Gardening advice: Tips on how to protect tender exotic plants during winter months
If you've a tropical garden, your jungle plants will need some help surviving the cold winter. We look at five tender plants and how to save them
IF YOU'VE planted exotics in your garden to create that holiday feel, it's now time to cosy them up as summer fades, to help them survive winter.
1. Banana (Musa): Before frost has arrived, cut away the leaves and place a wide circle of chicken wire around the stems. Fill the inside of the circle with dry straw, going from the wire right to the stem and firming it around and down, so the insulation remains in place. Place horticultural fleece across the top of the straw to further protect the plant during the winter, but still allow air circulation. When winter is over and the danger of frost has passed, remove the lagging and tidy up your plant.
2. Ginger lily: These aromatic showstoppers will flower into the autumn, but once their leaves are caught by frost, cut them back to around 5cm (2in) above ground level and cover the crowns with a thick dry mulch. For extra protection, you could cover the mulch with horticultural fleece, then lift that off in spring when the weather begins to get warmer and new growth starts to appear.

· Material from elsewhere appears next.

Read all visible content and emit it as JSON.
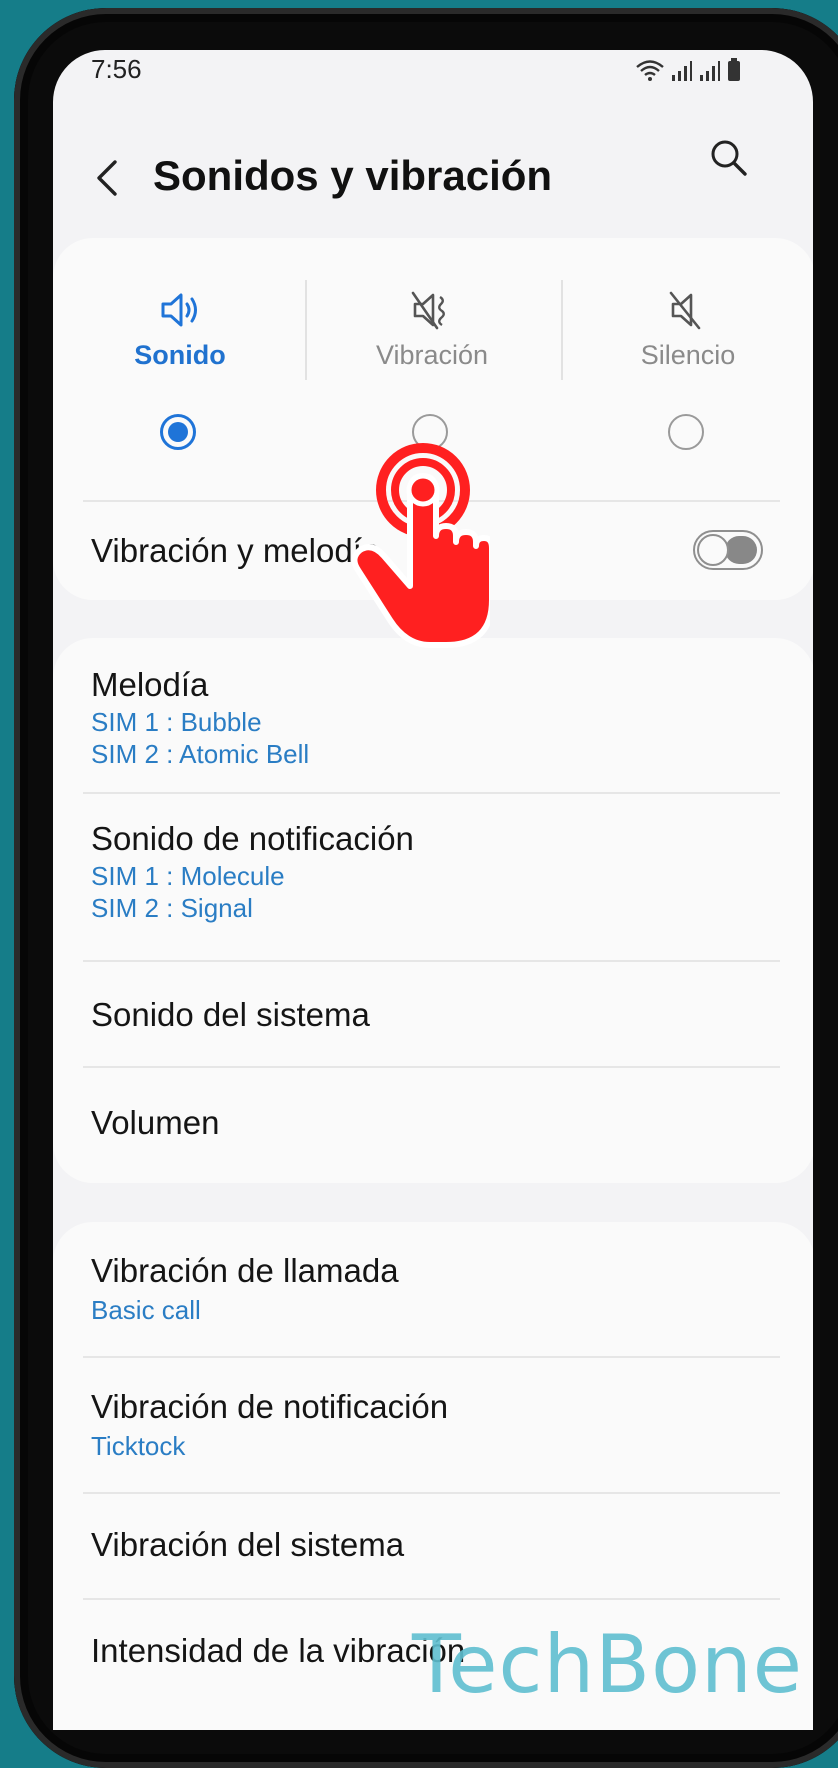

3. Tree fern (Dicksonia Antarctica): In late autumn, tie up the fronds emerging from the thick trunks and erect a circular tube of chicken wire around the trunk, leaving around a foot between fern and wire, tying the circle together with cable ties. Then fill the tube with straw, insulating the trunk. If you anticipate a cold winter, cut off the exposed leaves and cover the straw with horticultural fleece or a hessian sack.
4. Cordyline: Cordyline australis is made of strong stuff and even if you have a harsh winter, it should regenerate. But the variegated and purple types are more tender. When cooler weather comes, you need to tie up the leaves together in a point, which stops any snow or frost reaching the crown. If your plant is in a container, place the pot on feet or bricks so water will seep straight through and not remain cold and wet on the roots. Wrap the tied leaves in horticultural fleece and move pots to a frost-free greenhouse over the winter.